     Butyl Carbitol       4.0                                                  



     Surfynol 104         0.25                                                 

     Triton QS-44         0.2                                                  

     Versenol 120         0.5                                                  

     Sodium Omadine       0.1                                                  

     Water                62.95                                                

     Ammonium Hydroxide (28%)                                                  



A preferred modification of this ink, for particular use in drop-on-demand devices is as follows.
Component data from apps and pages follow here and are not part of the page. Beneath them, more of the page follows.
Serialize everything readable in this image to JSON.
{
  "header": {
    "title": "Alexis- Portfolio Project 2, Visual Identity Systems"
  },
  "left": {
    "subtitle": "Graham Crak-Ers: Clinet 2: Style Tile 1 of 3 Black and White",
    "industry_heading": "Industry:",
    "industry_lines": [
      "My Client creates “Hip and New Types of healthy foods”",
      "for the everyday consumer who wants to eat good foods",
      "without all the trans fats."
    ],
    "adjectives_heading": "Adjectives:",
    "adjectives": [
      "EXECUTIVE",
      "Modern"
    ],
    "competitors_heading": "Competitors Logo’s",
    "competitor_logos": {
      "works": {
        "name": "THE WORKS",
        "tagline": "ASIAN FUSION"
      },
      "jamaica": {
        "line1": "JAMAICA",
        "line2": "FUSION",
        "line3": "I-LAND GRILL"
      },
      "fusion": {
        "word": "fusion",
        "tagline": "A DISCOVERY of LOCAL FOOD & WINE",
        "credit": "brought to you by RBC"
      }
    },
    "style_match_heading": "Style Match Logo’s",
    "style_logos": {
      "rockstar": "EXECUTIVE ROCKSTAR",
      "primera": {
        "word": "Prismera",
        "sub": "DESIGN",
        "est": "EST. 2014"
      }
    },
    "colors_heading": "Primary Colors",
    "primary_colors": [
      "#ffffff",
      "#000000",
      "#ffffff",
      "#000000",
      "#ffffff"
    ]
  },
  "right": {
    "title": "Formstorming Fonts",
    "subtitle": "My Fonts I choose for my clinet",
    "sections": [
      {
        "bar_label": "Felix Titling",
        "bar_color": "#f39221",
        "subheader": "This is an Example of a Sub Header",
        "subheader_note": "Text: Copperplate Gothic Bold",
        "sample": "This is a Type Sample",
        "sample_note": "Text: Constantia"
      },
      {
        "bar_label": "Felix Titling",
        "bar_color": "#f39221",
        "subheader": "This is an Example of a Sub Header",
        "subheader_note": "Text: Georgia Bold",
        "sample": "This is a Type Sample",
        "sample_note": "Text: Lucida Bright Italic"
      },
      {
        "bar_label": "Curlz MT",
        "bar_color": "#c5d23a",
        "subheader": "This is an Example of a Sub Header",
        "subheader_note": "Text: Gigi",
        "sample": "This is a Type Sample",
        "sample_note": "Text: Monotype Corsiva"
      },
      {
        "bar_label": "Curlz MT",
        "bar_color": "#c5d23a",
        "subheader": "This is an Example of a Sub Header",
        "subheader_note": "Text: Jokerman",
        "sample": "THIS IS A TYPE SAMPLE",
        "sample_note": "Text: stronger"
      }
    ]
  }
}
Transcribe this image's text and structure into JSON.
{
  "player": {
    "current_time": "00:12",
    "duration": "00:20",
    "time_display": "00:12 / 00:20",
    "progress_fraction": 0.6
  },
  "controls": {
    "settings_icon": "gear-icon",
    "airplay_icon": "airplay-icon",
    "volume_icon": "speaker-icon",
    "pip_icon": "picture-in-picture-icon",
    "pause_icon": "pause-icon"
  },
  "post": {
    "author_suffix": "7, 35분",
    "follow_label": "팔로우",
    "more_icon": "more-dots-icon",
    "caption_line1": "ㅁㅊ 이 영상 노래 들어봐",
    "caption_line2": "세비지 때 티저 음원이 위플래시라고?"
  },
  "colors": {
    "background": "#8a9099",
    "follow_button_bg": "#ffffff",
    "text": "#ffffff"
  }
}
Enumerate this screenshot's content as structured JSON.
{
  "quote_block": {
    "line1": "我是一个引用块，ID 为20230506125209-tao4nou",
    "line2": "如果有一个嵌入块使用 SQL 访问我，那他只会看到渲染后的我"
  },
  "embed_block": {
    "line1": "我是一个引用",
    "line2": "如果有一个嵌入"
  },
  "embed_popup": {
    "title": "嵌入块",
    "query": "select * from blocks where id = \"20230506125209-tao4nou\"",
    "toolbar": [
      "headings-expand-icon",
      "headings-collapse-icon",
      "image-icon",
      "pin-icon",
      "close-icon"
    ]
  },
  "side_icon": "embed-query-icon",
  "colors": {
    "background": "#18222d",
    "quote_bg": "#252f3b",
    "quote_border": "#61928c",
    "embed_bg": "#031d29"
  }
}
Note this ink does not include Surfynol 104.


                      Weight %                                                 


     Nigrosine dye      14.0                                                   

     Carbowax 200       20.0                                                   

     Diethylene Glycol  20.0                                                   



     Butyl Carbitol     8.0                                                    

     Versenol 120       0.5                                                    

     Triton QS-44       0.4                                                    

     Sodium Omadine     0.2                                                    

     Ammonium Hydroxide 2.0                                                    

     Water              27.4                                                   


While the invention has been particularly shown and described with reference to preferred embodiments thereof, it will be understood by those skilled in the art that various changes in form and details may be made therein without departing from the spirit and scope of the invention.


1. In a process for making water-based ink jet ink; the improvement comprising the sequential steps of:

(1) formulating a diluted water-based concentrate of the ink formulation which is essentially free of agents known to inhibit particle formation and growth;
(2) subjecting the concentrated ink to the operational stress of an elevated temperature of about C. for a period of time sufficient to produce particle formation and growth;
(3) filtering the concentrated ink to remove said particles; and
(4) thereafter adding an aqueous vehicle a chelating agent and biocide to inhibit particle growth and formation from the final ink formulation.

2. The process of claim 1 including the step of formulating said diluted water-based concentrate with a purified and/or a presscake dye.

3. The process of claim 2 wherein said purified dye is nigrosine, and including the steps of making said purified nigrosine dye by solubilizing only the impurities in said dye in acid, filtering out the dye molecules, and recovering the dye molecules as purified nigrosine dye for use in the process of claim 2.

4. The process of claims 1, 2 or 3 including the additional step of filtering said final ink formulation to remove insoluble oils.

5. The process of claim 3 wherein the final ink formulation is a drop-on-demand formulation of the approximate composition

6. The process of claim 3 wherein the final ink formulation is a continuous stream formulation of the approximate formulation

Referenced Cited
U.S. Patent Documents
3705043 December 1972 Zabiak
3846141 November 1974 Ostergren et al.
3870528 March 1975 Edds et al.
4184881 January 22, 1980 Bradley
Other references
  • IBM Technical Disclosure Bulletin, vol. 21, No. 6, Nov. 1978, "Chelating Agents for Jet-Printing Ink," by R. S. Cutler and S. R. Fuller, p. 2234.
Patent History
Patent number: 4383859
Type: Grant
Filed: May 18, 1981
Date of Patent: May 17, 1983
Assignee: International Business Machines Corporation (Armonk, NY)
Inventors: Michael T. Moore (Longmont, CO), John M. Olson (Boulder, CO), Donald A. Stremel (Northglenn, CO)
Primary Examiner: John Kight, III
Assistant Examiner: Amelia B. Yarbrough
Attorney: Francis A. Sirr
Application Number: 6/264,760
Current U.S. Class: 106/22; Ink (260/DIG38)
International Classification: C09D 1102;